7. User profiles 

The vast majority of pasta smokers in Lima are in the 15-30 age group, with older users either curtailing their habit, or switching to cocaine HCL. In the general population, pasta users tend to be somewhat discreet and predominantly male, and – in the absence of comprehensive field research, or even credible household surveys -  it is quite difficult to identify their numbers or social profile with any degree of certainty. Many are engaged in illicit or informal activities, and pasta smoking is often both a cause and a symptom of their broader social marginalization. Among the more visible “street people” in central Lima, on the other hand, it is clear that young women form almost half the population. This group turns over quite quickly, with individuals joining and leaving at frequent intervals; overall, it remains largely stable at a few hundred at any given time. Both males and females in this group fund their habit largely through prostitution and petty theft. They therefore form the visible, target “problem” population which attract both police repression and attempted intervention by social workers. Among this group, a characteristic career begins with the sniffing of glue in early teenage years. This shifts to pasta-smoking in the later teens, and – should illness or arrest not intervene – usually matures out with the finding of a stable partner, or regular economic activity, and an upgrade to cocaine HCL and marijuana in later years. Male pasta users, and a few females as well, sometime progress to active roles in the illicit hierarchy – being recruited into the ranks of runners, lookouts and dealers.
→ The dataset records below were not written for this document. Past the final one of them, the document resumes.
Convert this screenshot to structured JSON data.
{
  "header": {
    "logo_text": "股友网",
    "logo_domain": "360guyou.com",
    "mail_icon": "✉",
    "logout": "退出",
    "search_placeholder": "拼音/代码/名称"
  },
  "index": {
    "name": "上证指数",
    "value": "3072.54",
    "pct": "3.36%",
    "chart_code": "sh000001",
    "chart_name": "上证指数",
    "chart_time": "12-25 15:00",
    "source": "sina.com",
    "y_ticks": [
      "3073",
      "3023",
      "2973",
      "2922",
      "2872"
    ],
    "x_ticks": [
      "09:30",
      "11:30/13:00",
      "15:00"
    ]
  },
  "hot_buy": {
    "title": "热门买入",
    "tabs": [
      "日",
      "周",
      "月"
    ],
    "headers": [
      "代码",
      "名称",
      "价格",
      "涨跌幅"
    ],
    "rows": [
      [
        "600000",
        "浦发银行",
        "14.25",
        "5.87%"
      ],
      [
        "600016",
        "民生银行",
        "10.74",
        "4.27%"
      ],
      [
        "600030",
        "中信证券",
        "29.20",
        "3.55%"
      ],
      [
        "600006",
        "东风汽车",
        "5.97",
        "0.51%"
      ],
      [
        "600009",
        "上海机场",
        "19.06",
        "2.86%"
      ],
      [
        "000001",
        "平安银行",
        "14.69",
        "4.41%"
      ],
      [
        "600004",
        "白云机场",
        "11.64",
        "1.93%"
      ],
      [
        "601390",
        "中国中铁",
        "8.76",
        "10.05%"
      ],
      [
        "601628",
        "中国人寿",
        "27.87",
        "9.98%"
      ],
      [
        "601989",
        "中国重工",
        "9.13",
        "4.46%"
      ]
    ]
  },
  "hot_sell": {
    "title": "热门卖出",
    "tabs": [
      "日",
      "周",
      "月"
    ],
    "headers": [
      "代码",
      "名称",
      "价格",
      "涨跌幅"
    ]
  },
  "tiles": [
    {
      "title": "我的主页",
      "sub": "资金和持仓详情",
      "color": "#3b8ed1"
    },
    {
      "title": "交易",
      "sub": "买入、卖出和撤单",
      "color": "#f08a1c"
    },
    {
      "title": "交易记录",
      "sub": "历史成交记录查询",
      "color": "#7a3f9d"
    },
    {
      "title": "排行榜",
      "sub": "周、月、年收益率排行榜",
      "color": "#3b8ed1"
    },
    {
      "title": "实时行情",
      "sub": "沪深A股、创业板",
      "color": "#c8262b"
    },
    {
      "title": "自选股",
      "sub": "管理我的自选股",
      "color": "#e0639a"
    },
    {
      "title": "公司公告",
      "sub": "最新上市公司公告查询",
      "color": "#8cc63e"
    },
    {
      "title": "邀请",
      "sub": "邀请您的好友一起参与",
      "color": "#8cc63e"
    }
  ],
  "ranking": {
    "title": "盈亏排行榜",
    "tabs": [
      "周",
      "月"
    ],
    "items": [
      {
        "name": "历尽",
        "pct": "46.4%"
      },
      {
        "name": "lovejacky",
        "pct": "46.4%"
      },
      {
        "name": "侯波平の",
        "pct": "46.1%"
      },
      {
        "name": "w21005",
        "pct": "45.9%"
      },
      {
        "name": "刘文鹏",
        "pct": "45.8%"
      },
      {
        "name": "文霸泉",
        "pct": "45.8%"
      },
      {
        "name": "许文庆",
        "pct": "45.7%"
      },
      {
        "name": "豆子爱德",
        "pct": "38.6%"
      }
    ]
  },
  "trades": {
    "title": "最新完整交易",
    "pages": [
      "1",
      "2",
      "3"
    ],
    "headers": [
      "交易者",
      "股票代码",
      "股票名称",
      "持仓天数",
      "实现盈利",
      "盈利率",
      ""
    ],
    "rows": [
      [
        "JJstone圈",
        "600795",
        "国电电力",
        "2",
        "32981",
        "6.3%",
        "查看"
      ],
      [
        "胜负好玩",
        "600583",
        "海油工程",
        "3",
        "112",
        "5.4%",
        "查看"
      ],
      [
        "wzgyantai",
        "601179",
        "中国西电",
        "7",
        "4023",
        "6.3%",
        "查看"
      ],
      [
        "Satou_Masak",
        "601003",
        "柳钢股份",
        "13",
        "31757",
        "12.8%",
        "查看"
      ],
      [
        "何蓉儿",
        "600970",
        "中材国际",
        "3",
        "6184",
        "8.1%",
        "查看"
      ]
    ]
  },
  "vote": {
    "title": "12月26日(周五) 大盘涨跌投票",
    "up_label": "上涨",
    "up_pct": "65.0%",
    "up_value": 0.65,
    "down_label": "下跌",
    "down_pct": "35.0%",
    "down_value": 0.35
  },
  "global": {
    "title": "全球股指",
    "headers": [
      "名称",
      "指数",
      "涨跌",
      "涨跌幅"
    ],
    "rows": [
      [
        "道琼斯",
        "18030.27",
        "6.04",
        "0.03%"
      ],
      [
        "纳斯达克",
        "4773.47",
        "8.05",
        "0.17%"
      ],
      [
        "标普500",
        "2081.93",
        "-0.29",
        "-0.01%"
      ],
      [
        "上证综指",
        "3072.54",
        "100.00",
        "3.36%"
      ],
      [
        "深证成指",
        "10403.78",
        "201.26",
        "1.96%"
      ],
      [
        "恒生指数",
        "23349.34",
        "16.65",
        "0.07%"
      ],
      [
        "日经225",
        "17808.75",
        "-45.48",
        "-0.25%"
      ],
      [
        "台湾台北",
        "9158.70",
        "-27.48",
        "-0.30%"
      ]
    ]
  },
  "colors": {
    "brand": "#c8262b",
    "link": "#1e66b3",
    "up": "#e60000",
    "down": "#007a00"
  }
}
The higher ranks of this business, both in Lima and in the coca-producing districts, actively discourage pasta smoking,